§ Assignment
Where an entry holds an image, leave the image out; otherwise reproduce the entry exactly.

Top of Working data

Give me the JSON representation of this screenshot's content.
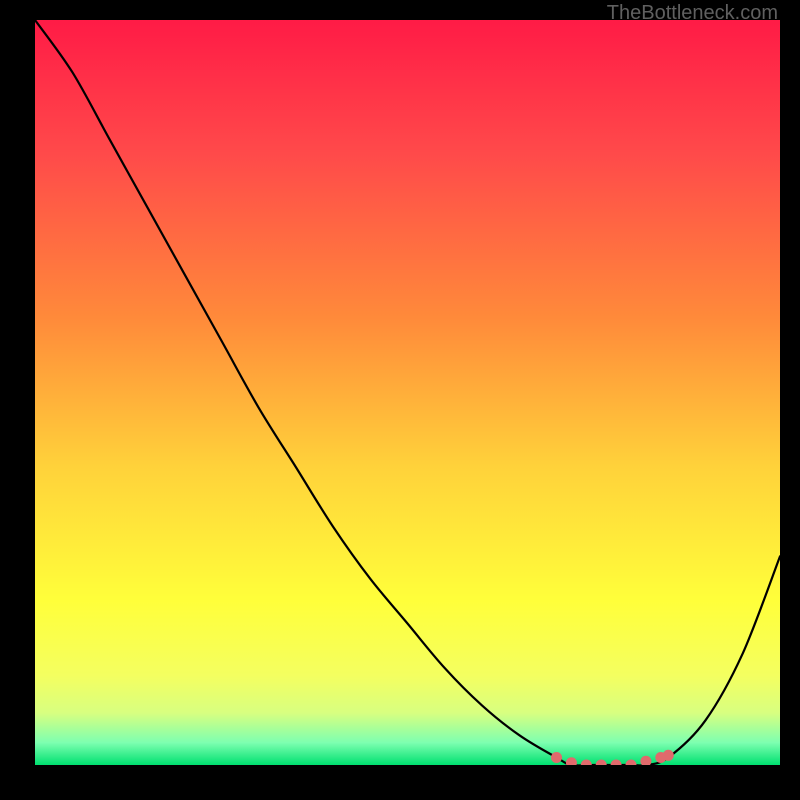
{
  "attribution": "TheBottleneck.com",
  "chart_data": {
    "type": "line",
    "title": "",
    "xlabel": "",
    "ylabel": "",
    "xlim": [
      0,
      100
    ],
    "ylim": [
      0,
      100
    ],
    "grid": false,
    "legend": false,
    "series": [
      {
        "name": "bottleneck-curve",
        "x": [
          0,
          5,
          10,
          15,
          20,
          25,
          30,
          35,
          40,
          45,
          50,
          55,
          60,
          65,
          70,
          72,
          75,
          78,
          80,
          82,
          85,
          90,
          95,
          100
        ],
        "y": [
          100,
          93,
          84,
          75,
          66,
          57,
          48,
          40,
          32,
          25,
          19,
          13,
          8,
          4,
          1,
          0,
          0,
          0,
          0,
          0,
          1,
          6,
          15,
          28
        ]
      },
      {
        "name": "optimal-region-markers",
        "x": [
          70,
          72,
          74,
          76,
          78,
          80,
          82,
          84,
          85
        ],
        "y": [
          1,
          0.3,
          0,
          0,
          0,
          0,
          0.5,
          1,
          1.3
        ]
      }
    ],
    "background_gradient_stops": [
      {
        "offset": 0.0,
        "color": "#ff1b46"
      },
      {
        "offset": 0.18,
        "color": "#ff4a4a"
      },
      {
        "offset": 0.4,
        "color": "#ff8a3a"
      },
      {
        "offset": 0.6,
        "color": "#ffd23a"
      },
      {
        "offset": 0.78,
        "color": "#ffff3a"
      },
      {
        "offset": 0.88,
        "color": "#f4ff60"
      },
      {
        "offset": 0.93,
        "color": "#d8ff80"
      },
      {
        "offset": 0.97,
        "color": "#7dffb0"
      },
      {
        "offset": 1.0,
        "color": "#00e070"
      }
    ],
    "marker_color": "#e06a6c"
  }
}
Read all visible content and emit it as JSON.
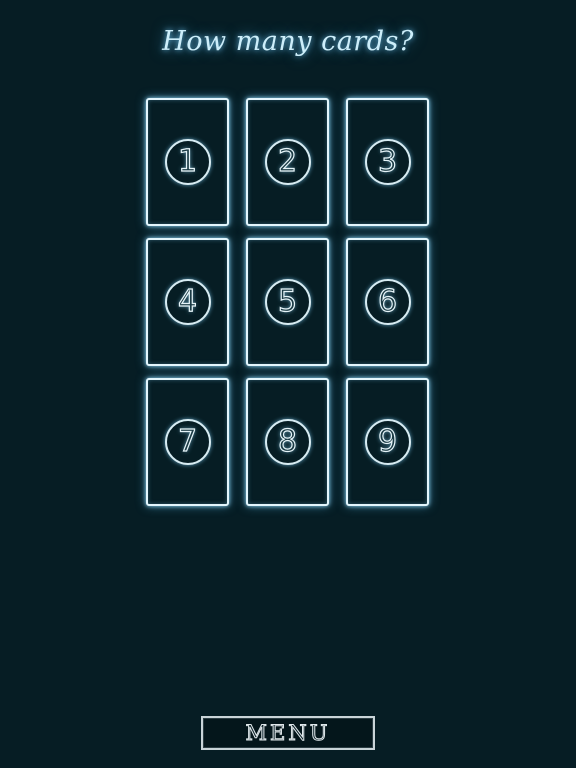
{
  "title": "How many cards?",
  "cards": [
    "1",
    "2",
    "3",
    "4",
    "5",
    "6",
    "7",
    "8",
    "9"
  ],
  "menu": {
    "label": "MENU"
  },
  "colors": {
    "background": "#061d24",
    "glow": "#cdeefa",
    "card_border": "#e3f6fd"
  }
}
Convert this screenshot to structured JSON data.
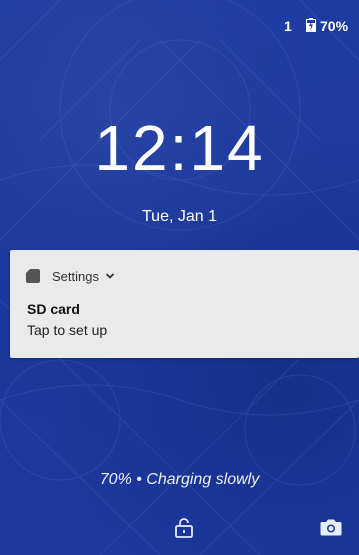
{
  "status_bar": {
    "sim_number": "1",
    "battery_percent": "70%",
    "battery_icon": "battery-charging-icon"
  },
  "lockscreen": {
    "time": "12:14",
    "date": "Tue, Jan 1",
    "charging_status": "70% • Charging slowly"
  },
  "notification": {
    "app_icon": "sd-card-icon",
    "app_name": "Settings",
    "title": "SD card",
    "text": "Tap to set up"
  },
  "bottom_bar": {
    "left_icon": "unlock-icon",
    "right_icon": "camera-icon"
  },
  "colors": {
    "background": "#1c3a9e",
    "notification_bg": "#eaeaea",
    "text_light": "#ffffff"
  }
}
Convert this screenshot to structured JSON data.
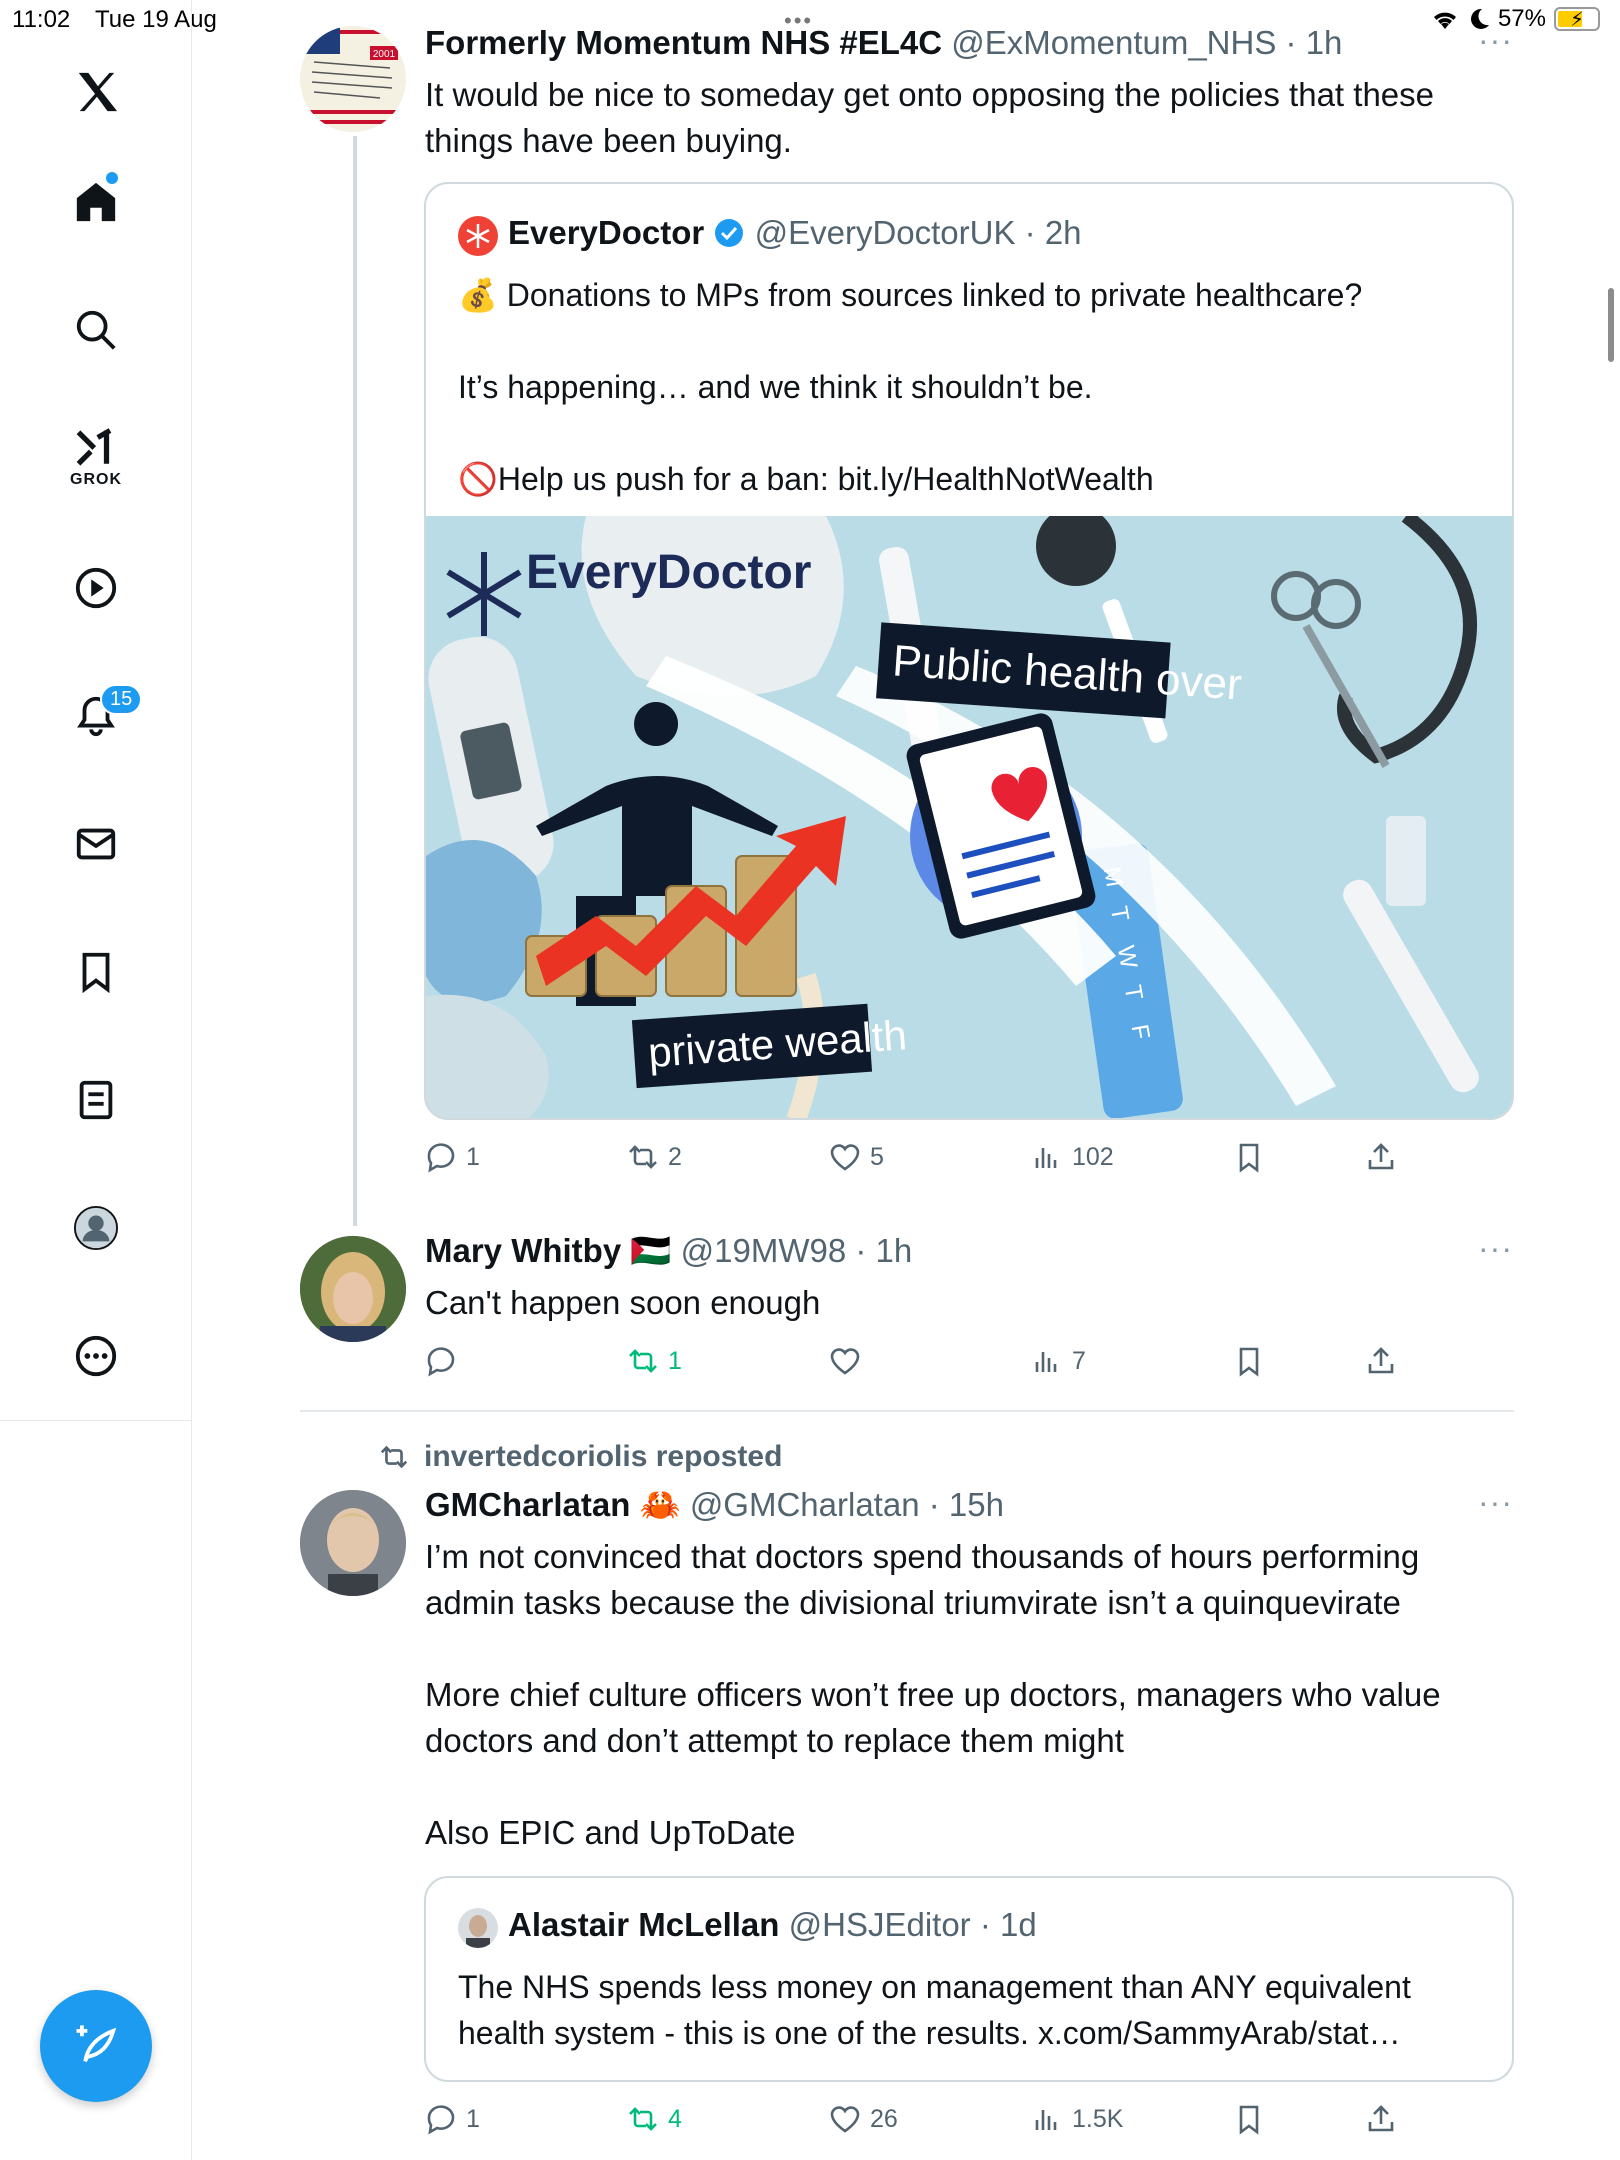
{
  "status": {
    "time": "11:02",
    "date": "Tue 19 Aug",
    "battery": "57%"
  },
  "sidebar": {
    "items": [
      "x-logo",
      "home",
      "search",
      "grok",
      "video",
      "notifications",
      "messages",
      "bookmarks",
      "lists",
      "profile",
      "more"
    ],
    "grok_label": "GROK",
    "notifications_count": "15"
  },
  "tweet1": {
    "name": "Formerly Momentum NHS #EL4C",
    "handle": "@ExMomentum_NHS",
    "time": "1h",
    "text_line1": "It would be nice to someday get onto opposing the policies that these",
    "text_line2": "things have been buying.",
    "avatar_badge": "2001",
    "quote": {
      "name": "EveryDoctor",
      "handle": "@EveryDoctorUK",
      "time": "2h",
      "line1": "Donations to MPs from sources linked to private healthcare?",
      "line2": "It’s happening… and we think it shouldn’t be.",
      "line3": "Help us push for a ban: bit.ly/HealthNotWealth",
      "line1_emoji": "💰",
      "line3_emoji": "🚫",
      "image": {
        "brand": "EveryDoctor",
        "banner_top": "Public health over",
        "banner_bottom": "private wealth",
        "pills_letters": [
          "M",
          "T",
          "W",
          "T",
          "F"
        ]
      }
    },
    "stats": {
      "replies": "1",
      "reposts": "2",
      "likes": "5",
      "views": "102"
    }
  },
  "tweet2": {
    "name": "Mary Whitby",
    "flag": "🇵🇸",
    "handle": "@19MW98",
    "time": "1h",
    "text": "Can't happen soon enough",
    "stats": {
      "replies": "",
      "reposts": "1",
      "likes": "",
      "views": "7"
    }
  },
  "tweet3": {
    "reposted_by": "invertedcoriolis reposted",
    "name": "GMCharlatan",
    "emoji": "🦀",
    "handle": "@GMCharlatan",
    "time": "15h",
    "p1_line1": "I’m not convinced that doctors spend thousands of hours performing",
    "p1_line2": "admin tasks because the divisional triumvirate isn’t a quinquevirate",
    "p2_line1": "More chief culture officers won’t free up doctors, managers who value",
    "p2_line2": "doctors and don’t attempt to replace them might",
    "p3": "Also EPIC and UpToDate",
    "quote": {
      "name": "Alastair McLellan",
      "handle": "@HSJEditor",
      "time": "1d",
      "line1": "The NHS spends less money on management than ANY equivalent",
      "line2": "health system - this is one of the results. x.com/SammyArab/stat…"
    },
    "stats": {
      "replies": "1",
      "reposts": "4",
      "likes": "26",
      "views": "1.5K"
    }
  },
  "colors": {
    "accent": "#1d9bf0",
    "repost_green": "#00ba7c",
    "muted": "#536471",
    "border": "#cfd9de"
  }
}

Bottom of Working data

§ Result
Give me the JSON representation of this screenshot's content.
{
  "attribution": "TheBottleneck.com",
  "chart_data": {
    "type": "line",
    "title": "",
    "xlabel": "",
    "ylabel": "",
    "xlim": [
      0,
      100
    ],
    "ylim": [
      0,
      100
    ],
    "grid": false,
    "legend": false,
    "series": [
      {
        "name": "bottleneck-curve",
        "x": [
          0,
          5,
          10,
          15,
          20,
          25,
          30,
          35,
          40,
          45,
          50,
          55,
          60,
          65,
          70,
          72,
          75,
          78,
          80,
          82,
          85,
          90,
          95,
          100
        ],
        "y": [
          100,
          93,
          84,
          75,
          66,
          57,
          48,
          40,
          32,
          25,
          19,
          13,
          8,
          4,
          1,
          0,
          0,
          0,
          0,
          0,
          1,
          6,
          15,
          28
        ]
      },
      {
        "name": "optimal-region-markers",
        "x": [
          70,
          72,
          74,
          76,
          78,
          80,
          82,
          84,
          85
        ],
        "y": [
          1,
          0.3,
          0,
          0,
          0,
          0,
          0.5,
          1,
          1.3
        ]
      }
    ],
    "background_gradient_stops": [
      {
        "offset": 0.0,
        "color": "#ff1b46"
      },
      {
        "offset": 0.18,
        "color": "#ff4a4a"
      },
      {
        "offset": 0.4,
        "color": "#ff8a3a"
      },
      {
        "offset": 0.6,
        "color": "#ffd23a"
      },
      {
        "offset": 0.78,
        "color": "#ffff3a"
      },
      {
        "offset": 0.88,
        "color": "#f4ff60"
      },
      {
        "offset": 0.93,
        "color": "#d8ff80"
      },
      {
        "offset": 0.97,
        "color": "#7dffb0"
      },
      {
        "offset": 1.0,
        "color": "#00e070"
      }
    ],
    "marker_color": "#e06a6c"
  }
}
Read all visible content and emit it as JSON.
{
  "title": "How many cards?",
  "cards": [
    "1",
    "2",
    "3",
    "4",
    "5",
    "6",
    "7",
    "8",
    "9"
  ],
  "menu": {
    "label": "MENU"
  },
  "colors": {
    "background": "#061d24",
    "glow": "#cdeefa",
    "card_border": "#e3f6fd"
  }
}
Convert this screenshot to structured JSON data.
{
  "status_bar": {
    "sim_number": "1",
    "battery_percent": "70%",
    "battery_icon": "battery-charging-icon"
  },
  "lockscreen": {
    "time": "12:14",
    "date": "Tue, Jan 1",
    "charging_status": "70% • Charging slowly"
  },
  "notification": {
    "app_icon": "sd-card-icon",
    "app_name": "Settings",
    "title": "SD card",
    "text": "Tap to set up"
  },
  "bottom_bar": {
    "left_icon": "unlock-icon",
    "right_icon": "camera-icon"
  },
  "colors": {
    "background": "#1c3a9e",
    "notification_bg": "#eaeaea",
    "text_light": "#ffffff"
  }
}
Convert this screenshot to structured JSON data.
{
  "status": {
    "time": "11:02",
    "date": "Tue 19 Aug",
    "battery": "57%"
  },
  "sidebar": {
    "items": [
      "x-logo",
      "home",
      "search",
      "grok",
      "video",
      "notifications",
      "messages",
      "bookmarks",
      "lists",
      "profile",
      "more"
    ],
    "grok_label": "GROK",
    "notifications_count": "15"
  },
  "tweet1": {
    "name": "Formerly Momentum NHS #EL4C",
    "handle": "@ExMomentum_NHS",
    "time": "1h",
    "text_line1": "It would be nice to someday get onto opposing the policies that these",
    "text_line2": "things have been buying.",
    "avatar_badge": "2001",
    "quote": {
      "name": "EveryDoctor",
      "handle": "@EveryDoctorUK",
      "time": "2h",
      "line1": "Donations to MPs from sources linked to private healthcare?",
      "line2": "It’s happening… and we think it shouldn’t be.",
      "line3": "Help us push for a ban: bit.ly/HealthNotWealth",
      "line1_emoji": "💰",
      "line3_emoji": "🚫",
      "image": {
        "brand": "EveryDoctor",
        "banner_top": "Public health over",
        "banner_bottom": "private wealth",
        "pills_letters": [
          "M",
          "T",
          "W",
          "T",
          "F"
        ]
      }
    },
    "stats": {
      "replies": "1",
      "reposts": "2",
      "likes": "5",
      "views": "102"
    }
  },
  "tweet2": {
    "name": "Mary Whitby",
    "flag": "🇵🇸",
    "handle": "@19MW98",
    "time": "1h",
    "text": "Can't happen soon enough",
    "stats": {
      "replies": "",
      "reposts": "1",
      "likes": "",
      "views": "7"
    }
  },
  "tweet3": {
    "reposted_by": "invertedcoriolis reposted",
    "name": "GMCharlatan",
    "emoji": "🦀",
    "handle": "@GMCharlatan",
    "time": "15h",
    "p1_line1": "I’m not convinced that doctors spend thousands of hours performing",
    "p1_line2": "admin tasks because the divisional triumvirate isn’t a quinquevirate",
    "p2_line1": "More chief culture officers won’t free up doctors, managers who value",
    "p2_line2": "doctors and don’t attempt to replace them might",
    "p3": "Also EPIC and UpToDate",
    "quote": {
      "name": "Alastair McLellan",
      "handle": "@HSJEditor",
      "time": "1d",
      "line1": "The NHS spends less money on management than ANY equivalent",
      "line2": "health system - this is one of the results. x.com/SammyArab/stat…"
    },
    "stats": {
      "replies": "1",
      "reposts": "4",
      "likes": "26",
      "views": "1.5K"
    }
  },
  "colors": {
    "accent": "#1d9bf0",
    "repost_green": "#00ba7c",
    "muted": "#536471",
    "border": "#cfd9de"
  }
}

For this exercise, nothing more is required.